A short while ago, Chris Wilson of the IE team revealed that IE7 is planning to fix a lot of CSS bugs. While some web devs complained that it’s not enough, most web devs recognize that it’s movement in a positive direction. Seeing Jimmy’s sample work correctly in IE7 (B2) with no hacks was gratifying to me, because it helps support the idea that we’ve been prioritizing the right fixes.
In addition, I’ve watched Markus’s paper on hasLayout take shape over the past month. Scott Isaacs recommends it, and the good news is that many of the workarounds become unnecessary in IE7. Having seen both of these developments firsthand, I can testify that these guys really are paying attention and prioritizing proper standards support. And this attitude is one that I’m confident will carry over into future releases of IE for the forseeable future.

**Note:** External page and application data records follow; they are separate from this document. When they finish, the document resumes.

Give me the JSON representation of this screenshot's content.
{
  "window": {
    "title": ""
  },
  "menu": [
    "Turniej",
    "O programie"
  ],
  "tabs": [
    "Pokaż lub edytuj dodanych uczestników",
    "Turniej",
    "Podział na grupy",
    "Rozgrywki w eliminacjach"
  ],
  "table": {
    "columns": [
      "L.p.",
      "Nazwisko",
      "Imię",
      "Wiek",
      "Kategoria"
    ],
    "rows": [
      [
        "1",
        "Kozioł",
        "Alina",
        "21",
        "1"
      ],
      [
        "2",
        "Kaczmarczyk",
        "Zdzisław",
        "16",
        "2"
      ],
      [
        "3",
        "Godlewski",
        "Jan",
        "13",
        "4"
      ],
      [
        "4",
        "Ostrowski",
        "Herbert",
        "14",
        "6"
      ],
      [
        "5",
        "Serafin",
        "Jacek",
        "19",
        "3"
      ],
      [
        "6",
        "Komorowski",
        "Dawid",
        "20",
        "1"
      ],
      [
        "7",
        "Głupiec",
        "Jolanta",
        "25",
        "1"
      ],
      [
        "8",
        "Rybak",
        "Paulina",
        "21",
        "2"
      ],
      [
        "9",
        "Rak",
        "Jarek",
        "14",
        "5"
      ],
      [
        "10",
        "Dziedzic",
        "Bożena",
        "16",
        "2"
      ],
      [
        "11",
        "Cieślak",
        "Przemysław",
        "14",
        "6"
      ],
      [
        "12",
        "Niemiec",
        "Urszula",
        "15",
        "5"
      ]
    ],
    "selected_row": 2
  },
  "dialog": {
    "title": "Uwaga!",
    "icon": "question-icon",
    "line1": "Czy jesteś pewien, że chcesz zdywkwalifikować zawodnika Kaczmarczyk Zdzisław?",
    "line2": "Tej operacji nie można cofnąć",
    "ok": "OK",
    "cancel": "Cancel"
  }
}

In other news, Start.com is now launched. I made start.com my homepage when they enabled roaming, and haven’t looked back. It’s fun to see small teams within the company kicking butt and creating cool stuff.